Even with a ‘bold plan’ for urban centres, Michael Gove’s housing plan doesn’t know how to connect the suburbs to the city, writes Jonathan Seager.
The Lionesses are on the way to the round of 16 at the Women’s World Cup, and it seems Whitehall and City Hall are getting into the spirit of the tournament by using housing as a political football. Unfortunately, securing a positive result on this issue seems much further away than it does on the pitch.
Michael Gove kicked things off with the government’s housing speech last week which included a range of announcements – and many reannouncements. This was swiftly followed by the Prime Minister threatening to “step in” and solve London’s housing crisis. In response, the Mayor and City Hall swiftly launched counter attacks on the government’s own housing numbers.
The political grandstanding is only likely to increase between now and the Mayoral election next May and a probable general election at some point in 2024. Whilst the politics of the housing debate has grabbed the headlines, it is welcome that the significant challenges the capital faces when it comes to housebuilding – the need to build at least 66,000 homes a year – are rising up the agenda.
Gove’s approach to delivering more homes in London, and other urban areas, is rightly based on the need to densify – maximising the full potential of development on land which can be built on. London must build at higher densities to meet the huge need for new homes, but Gove is very specific about where this should happen; in “inner cities” in order to preserve suburbs and green spaces. It is however this segmented view of London, which sees the suburbs as detached from the centre, almost part of the shires, and viewing density as applying to only inner areas, which will thwart any concerted efforts to deliver the scale of housebuilding the capital so desperately needs.
The capital’s public transport network extends far into and beyond London’s suburbs with accessibility the foundation upon which dense and thriving communities can be built, particularly in and around town centres in some of suburban London. This should be a defining feature of the evolution of London’s urban environment in the 21st century as set out in our recent place commission report.
Done well, densification can bring benefits to local areas by attracting the critical mass of people to support more shops, better local services and improved infrastructure. Intensifying land use does not automatically mean building high-rise buildings, though these have a place in the urban landscape. To see this as the preserve of inner areas is to artificially constrain the very benefits that the Secretary of State rightly identifies that density brings.
A similar point can be made about Gove’s emphasis on the importance of focusing development on brownfield land.

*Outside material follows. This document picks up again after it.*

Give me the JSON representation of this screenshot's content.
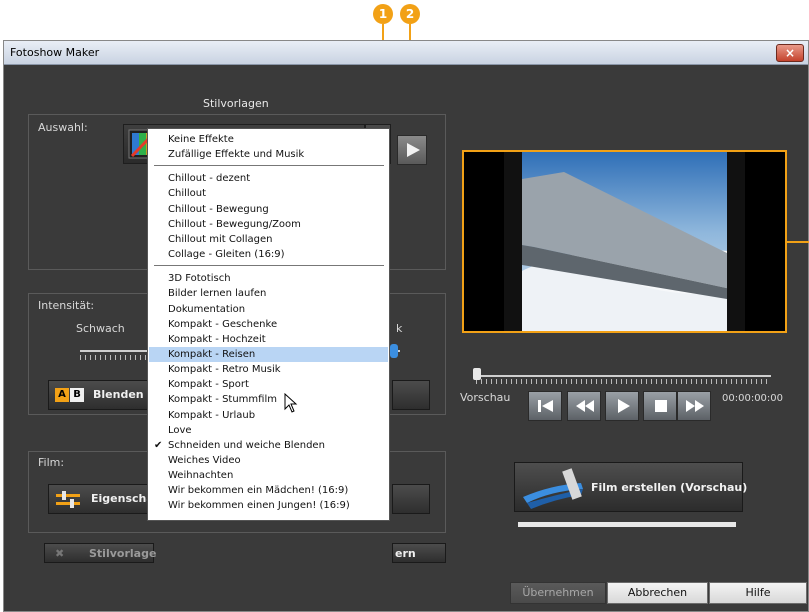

Priority must continue to be given to redeveloping and densifying brownfield land, but this alone will not meet the scale of London’s housing need. London’s green belt was created to stop the city’s physical growth when its population was falling. It mixes public open land, which should be preserved and enhanced, with poor quality and inaccessible sites which serve no civic or environmental purpose. London’s green belt should be reviewed and the poor-quality parts which are close to existing or future transport nodes redesignated for sustainable, high-quality, well-designed residential development that incorporates truly accessible green space.
As for the government’s Dockland 2.0 plan, it will either need to put its money where its mouth is or provide the London government with the fiscal devolution to invest in the transport infrastructure that unlocks this development, such as the extension of the Dockland Light Railway to Thamesmead. More generally, confirming Transport for London’s capital investment budget in a timely manner and reversing the short-sighted pause on bringing HS2 to Euston, are two sure-fire ways to leverage more private investment, boost economic growth and build more homes.
Recent years have seen a narrative and spending allocation that has pushed development away from London and the south-east. There is now cross-party acceptance that the capital does have a housing crisis and building more homes is the way to address that. Failing to act would be a spectacular own goal.